Since infusing their first rich and creamy batches of ice cream with natural chunks of fruit, nuts, candies, and cookies, Ben and Jerry have also operated with a commitment to improve the quality of life locally, nationally, and internationally. They practice sustainable food production and business practices that respect the earth and environment. Ben & Jerry?s cartons are made from FSC-certified paper, which comes from forests that are managed for the protection of wildlife, and waste from Ben & Jerry?s plants generates energy to power farms. The company works tirelessly to reduce its carbon emissions; it strongly encourages customers to eat their ice cream in the darkest dark.

3400 Civic Center Blvd
Philadelphia,
PA
US

When it comes to listening to their elders, kids could take a page out of Matthew Benigno’s book. Spearheading the second generation of Potitos’ ownership with his wife Cristina, Matthew takes care to follow the recipes of his in-laws, Carmen and Maria Potito—the original owners—as well as the work ethic he gleaned from his own mother and grandfather. "We basically stick to our roots of being Old World Italian. Everything is made from scratch at the bakery, fresh every day," he explained to a reporter from the South Philly Review, “We are keeping the tradition alive." Those traditions have paid off. Potitos won the South Philly Review's Readers’ Choice award in four categories including best zeppoli, best specialty cakes, and best cannoli, which Matthew and his team craft by filing homemade pastry shells with a choice of chocolate-chip-flecked ricotta, vanilla or chocolate italian cream, or lasagna. Other tasty, traditional specialties include an airy italian crème cake soaked in rum and covered in peanuts, and sfogliatelle—a flaky, seashell-shaped pastry filled with sweet-ricotta cheese and candied fruit.

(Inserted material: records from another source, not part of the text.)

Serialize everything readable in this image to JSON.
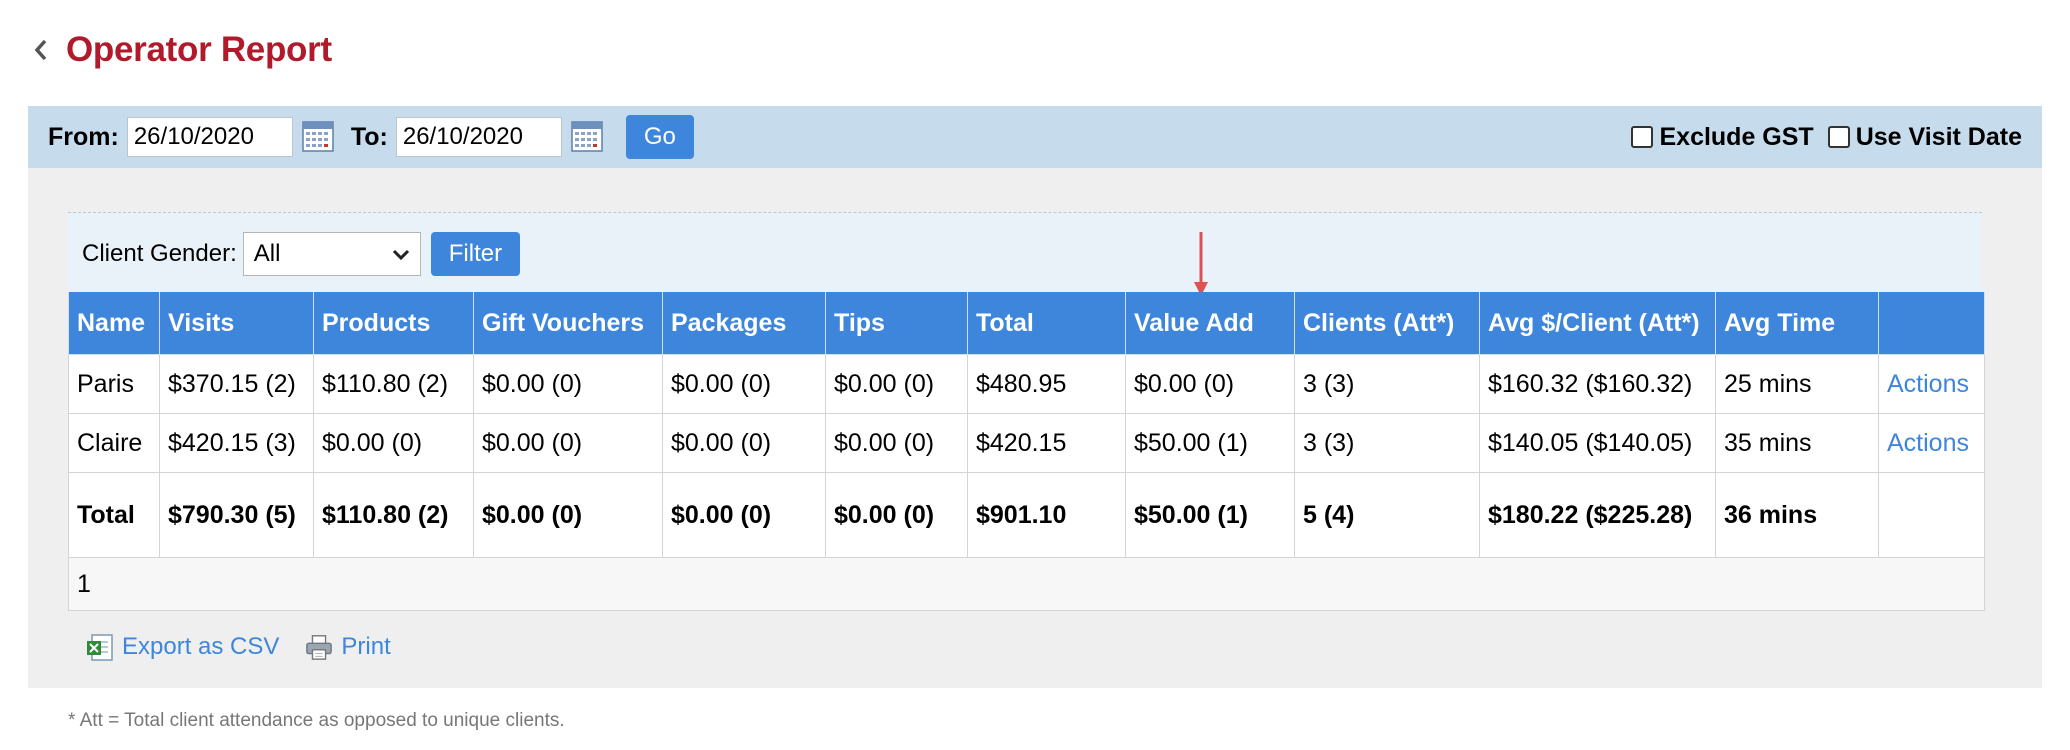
{
  "header": {
    "title": "Operator Report"
  },
  "datebar": {
    "from_label": "From:",
    "from_value": "26/10/2020",
    "to_label": "To:",
    "to_value": "26/10/2020",
    "go_label": "Go",
    "exclude_gst_label": "Exclude GST",
    "use_visit_date_label": "Use Visit Date"
  },
  "filter": {
    "gender_label": "Client Gender:",
    "gender_selected": "All",
    "filter_label": "Filter"
  },
  "table": {
    "columns": [
      "Name",
      "Visits",
      "Products",
      "Gift Vouchers",
      "Packages",
      "Tips",
      "Total",
      "Value Add",
      "Clients (Att*)",
      "Avg $/Client (Att*)",
      "Avg Time",
      ""
    ],
    "rows": [
      [
        "Paris",
        "$370.15 (2)",
        "$110.80 (2)",
        "$0.00 (0)",
        "$0.00 (0)",
        "$0.00 (0)",
        "$480.95",
        "$0.00 (0)",
        "3 (3)",
        "$160.32 ($160.32)",
        "25 mins",
        "Actions"
      ],
      [
        "Claire",
        "$420.15 (3)",
        "$0.00 (0)",
        "$0.00 (0)",
        "$0.00 (0)",
        "$0.00 (0)",
        "$420.15",
        "$50.00 (1)",
        "3 (3)",
        "$140.05 ($140.05)",
        "35 mins",
        "Actions"
      ]
    ],
    "total": [
      "Total",
      "$790.30 (5)",
      "$110.80 (2)",
      "$0.00 (0)",
      "$0.00 (0)",
      "$0.00 (0)",
      "$901.10",
      "$50.00 (1)",
      "5 (4)",
      "$180.22 ($225.28)",
      "36 mins",
      ""
    ],
    "page": "1"
  },
  "export": {
    "csv_label": "Export as CSV",
    "print_label": "Print"
  },
  "footnote": "* Att = Total client attendance as opposed to unique clients."
}
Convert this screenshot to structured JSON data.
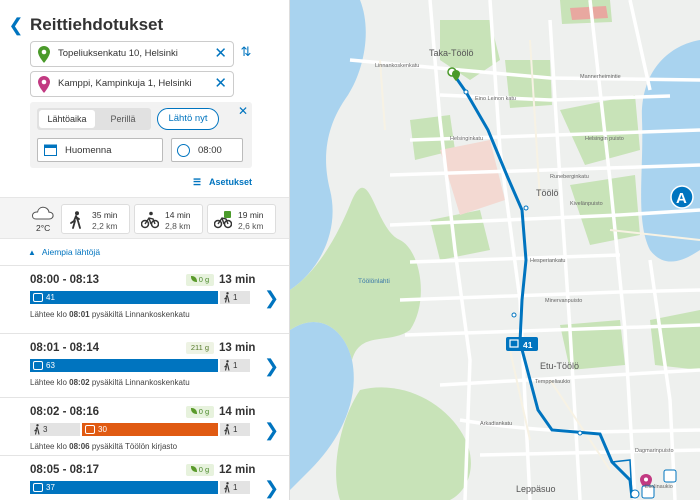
{
  "header": {
    "back_icon": "chevron-left-icon",
    "title": "Reittiehdotukset"
  },
  "from": {
    "value": "Topeliuksenkatu 10, Helsinki",
    "pin_color": "#4a9a2a"
  },
  "to": {
    "value": "Kamppi, Kampinkuja 1, Helsinki",
    "pin_color": "#c23a82"
  },
  "time": {
    "tabs": [
      "Lähtöaika",
      "Perillä"
    ],
    "now_button": "Lähtö nyt",
    "date": "Huomenna",
    "time": "08:00"
  },
  "settings_label": "Asetukset",
  "weather": {
    "temp": "2°C"
  },
  "modes": [
    {
      "icon": "walk-icon",
      "duration": "35 min",
      "distance": "2,2 km"
    },
    {
      "icon": "bike-icon",
      "duration": "14 min",
      "distance": "2,8 km"
    },
    {
      "icon": "citybike-icon",
      "duration": "19 min",
      "distance": "2,6 km"
    }
  ],
  "earlier_label": "Aiempia lähtöjä",
  "itineraries": [
    {
      "time": "08:00 - 08:13",
      "co2": "0 g",
      "duration": "13 min",
      "bus": "41",
      "walk_end": "1",
      "info_prefix": "Lähtee klo ",
      "info_time": "08:01",
      "info_suffix": " pysäkiltä Linnankoskenkatu"
    },
    {
      "time": "08:01 - 08:14",
      "co2": "211 g",
      "duration": "13 min",
      "bus": "63",
      "walk_end": "1",
      "info_prefix": "Lähtee klo ",
      "info_time": "08:02",
      "info_suffix": " pysäkiltä Linnankoskenkatu"
    },
    {
      "time": "08:02 - 08:16",
      "co2": "0 g",
      "duration": "14 min",
      "walk_start": "3",
      "tram": "30",
      "walk_end": "1",
      "info_prefix": "Lähtee klo ",
      "info_time": "08:06",
      "info_suffix": " pysäkiltä Töölön kirjasto"
    },
    {
      "time": "08:05 - 08:17",
      "co2": "0 g",
      "duration": "12 min",
      "bus": "37",
      "walk_end": "1"
    }
  ],
  "map": {
    "labels": {
      "taka_toolo": "Taka-Töölö",
      "toolo": "Töölö",
      "etu_toolo": "Etu-Töölö",
      "leppasuo": "Leppäsuo",
      "toolonlahti": "Töölönlahti",
      "linnankoskenkatu": "Linnankoskenkatu",
      "eino_leinon_katu": "Eino Leinon katu",
      "mannerheimintie": "Mannerheimintie",
      "helsinginkatu": "Helsinginkatu",
      "runeberginkatu": "Runeberginkatu",
      "hesperiankatu": "Hesperiankatu",
      "arkadiankatu": "Arkadiankatu",
      "kivelanpuisto": "Kivelänpuisto",
      "helsingin_puisto": "Helsingin puisto",
      "minervanpuisto": "Minervanpuisto",
      "temppeliaukio": "Temppeliaukio",
      "dagmarinpuisto": "Dagmarinpuisto",
      "elielinaukio": "Elielinaukio"
    },
    "route_color": "#0074bf",
    "bus_badge": "41",
    "poi_letter": "A"
  }
}
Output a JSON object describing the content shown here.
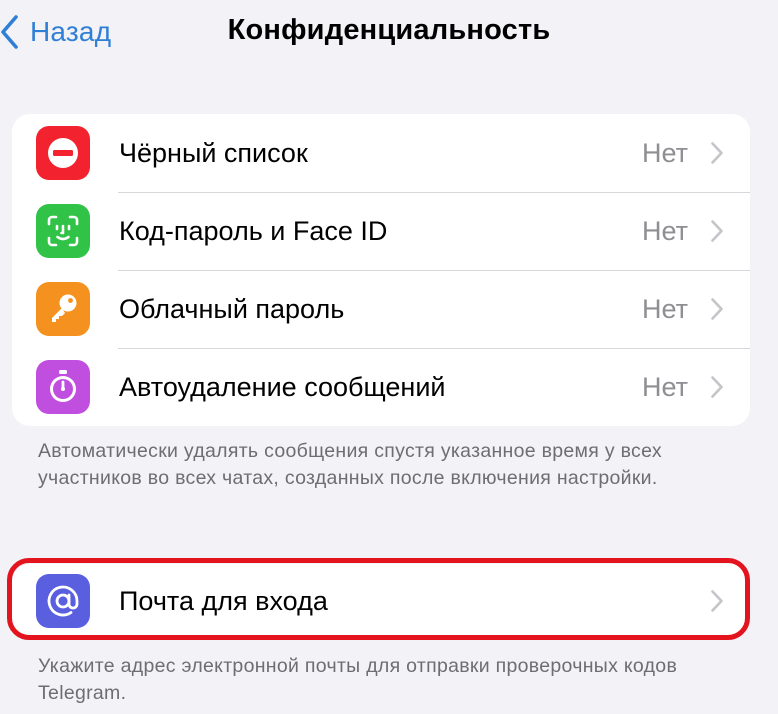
{
  "nav": {
    "back_label": "Назад",
    "title": "Конфиденциальность"
  },
  "privacy_items": [
    {
      "label": "Чёрный список",
      "value": "Нет",
      "icon": "blocked-icon",
      "icon_color": "#f2222f"
    },
    {
      "label": "Код-пароль и Face ID",
      "value": "Нет",
      "icon": "face-id-icon",
      "icon_color": "#30c348"
    },
    {
      "label": "Облачный пароль",
      "value": "Нет",
      "icon": "key-icon",
      "icon_color": "#f5921f"
    },
    {
      "label": "Автоудаление сообщений",
      "value": "Нет",
      "icon": "timer-icon",
      "icon_color": "#c04fe0"
    }
  ],
  "auto_delete_footnote": "Автоматически удалять сообщения спустя указанное время у всех участников во всех чатах, созданных после включения настройки.",
  "login_email": {
    "label": "Почта для входа",
    "icon": "at-sign-icon",
    "icon_color": "#5a5fe0"
  },
  "login_email_footnote": "Укажите адрес электронной почты для отправки проверочных кодов Telegram.",
  "colors": {
    "accent": "#2f7fd6",
    "background": "#f2f2f7",
    "highlight": "#e3141e"
  }
}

1614 W Ritner St
Philadelphia,
PA
US

Back in the ’20s, the Christen family introduced its recipes to Philadelphia with the opening of the Swiss Pastry Shop. The shop operated for decades but closed in 2007, causing hazelnut-withdrawal symptoms for loyal customers, such as the Hausman family. Thankfully, several years ago, Jim Hausman convinced the shop's pastry chef, Donna Canzanese, to keep the ovens burning and opened Swiss Haus to carry on Philadelphia’s butter, cream, and sugar traditions.

Today, at Swiss Haus, you’ll be treated to classic European recipes that have been Philadelphia institutions for more than 85 years. These are the cakes of Old-World lore, whose crumbs marked the way home through deep, dark forests. The hazelnut sponge cake, for example, with thick swiss vanilla buttercream and swiss-chocolate shavings, mingles with pastry compatriots: rum cake with vanilla-almond cream and mocha cake with swiss mocha buttercream and crushed cashew nuts. If your pastry ambitions run smaller, Swiss Haus also has a comfortable, welcoming café area where you can enjoy a cup of coffee or tea paired with one of the smaller pastries, such as the Mozart––a hazelnut-meringue treat with chocolate buttercream, cake, and white-chocolate mousse––or cookies, of which there are 30 varieties.

35 S 19th St
Philadelphia,
PA
US